** What to do **
Your answer should be the lines from the one with "Extract the structured" to the end of the data below, both included, exact and free of pictures.

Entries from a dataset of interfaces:

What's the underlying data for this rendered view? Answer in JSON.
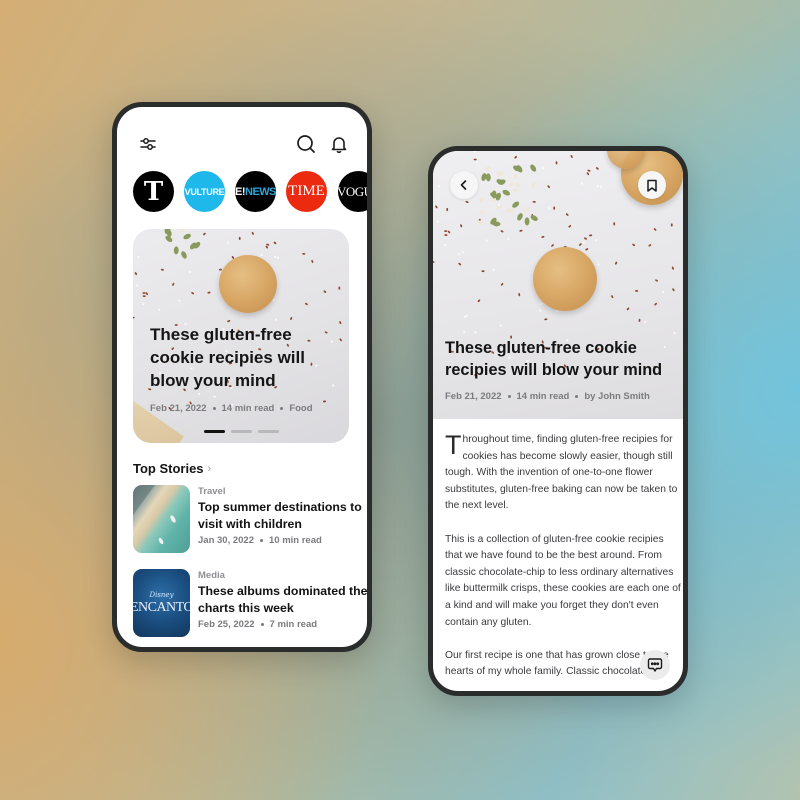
{
  "home": {
    "icons": {
      "filter": "sliders-icon",
      "search": "search-icon",
      "notifications": "bell-icon"
    },
    "sources": [
      {
        "name": "The New York Times",
        "label": "T",
        "color": "#000000"
      },
      {
        "name": "Vulture",
        "label": "VULTURE",
        "color": "#1fb8ea"
      },
      {
        "name": "E! News",
        "label_prefix": "E!",
        "label_suffix": "NEWS",
        "color": "#000000"
      },
      {
        "name": "Time",
        "label": "TIME",
        "color": "#ec2a0f"
      },
      {
        "name": "Vogue",
        "label": "VOGUE",
        "color": "#000000"
      }
    ],
    "featured": {
      "title": "These gluten-free cookie recipies will blow your mind",
      "date": "Feb 21, 2022",
      "read_time": "14 min read",
      "category": "Food",
      "pager": {
        "pages": 3,
        "active": 1
      }
    },
    "top_stories": {
      "heading": "Top Stories",
      "chevron": "›",
      "items": [
        {
          "category": "Travel",
          "title": "Top summer destinations to visit with children",
          "date": "Jan 30, 2022",
          "read_time": "10 min read",
          "thumb": "beach-aerial"
        },
        {
          "category": "Media",
          "title": "These albums dominated the charts this week",
          "date": "Feb 25, 2022",
          "read_time": "7 min read",
          "thumb": "encanto-album",
          "thumb_text": {
            "brand": "Disney",
            "title": "ENCANTO"
          }
        }
      ]
    }
  },
  "article": {
    "icons": {
      "back": "chevron-left-icon",
      "bookmark": "bookmark-icon",
      "comments": "chat-bubble-icon"
    },
    "title": "These gluten-free cookie recipies will blow your mind",
    "date": "Feb 21, 2022",
    "read_time": "14 min read",
    "author": "by John Smith",
    "body": {
      "dropcap": "T",
      "p1_rest": "hroughout time, finding gluten-free recipies for cookies has become slowly easier, though still tough. With the invention of one-to-one flower substitutes, gluten-free baking can now be taken to the next level.",
      "p2": "This is a collection of gluten-free cookie recipies that we have found to be the best around. From classic chocolate-chip to less ordinary alternatives like buttermilk crisps, these cookies are each one of a kind and will make you forget they don't even contain any gluten.",
      "p3": "Our first recipe is one that has grown close to the hearts of my whole family. Classic chocolate is"
    }
  }
}
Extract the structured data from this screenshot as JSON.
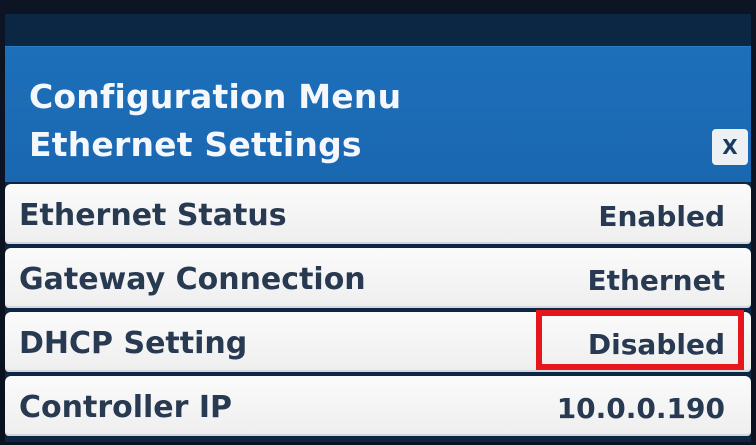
{
  "header": {
    "title_line1": "Configuration Menu",
    "title_line2": "Ethernet Settings",
    "close_label": "X"
  },
  "rows": [
    {
      "label": "Ethernet Status",
      "value": "Enabled"
    },
    {
      "label": "Gateway Connection",
      "value": "Ethernet"
    },
    {
      "label": "DHCP Setting",
      "value": "Disabled"
    },
    {
      "label": "Controller IP",
      "value": "10.0.0.190"
    }
  ],
  "annotation": {
    "highlighted_item": "DHCP Setting",
    "highlight_color": "#e5171c"
  },
  "colors": {
    "header_blue": "#1d6fba",
    "row_background": "#f3f3f3",
    "text_dark": "#283a52"
  }
}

** Result of the exercise **
Extract the structured data from this screenshot as JSON.
{
  "header": {
    "title_line1": "Configuration Menu",
    "title_line2": "Ethernet Settings",
    "close_label": "X"
  },
  "rows": [
    {
      "label": "Ethernet Status",
      "value": "Enabled"
    },
    {
      "label": "Gateway Connection",
      "value": "Ethernet"
    },
    {
      "label": "DHCP Setting",
      "value": "Disabled"
    },
    {
      "label": "Controller IP",
      "value": "10.0.0.190"
    }
  ],
  "annotation": {
    "highlighted_item": "DHCP Setting",
    "highlight_color": "#e5171c"
  },
  "colors": {
    "header_blue": "#1d6fba",
    "row_background": "#f3f3f3",
    "text_dark": "#283a52"
  }
}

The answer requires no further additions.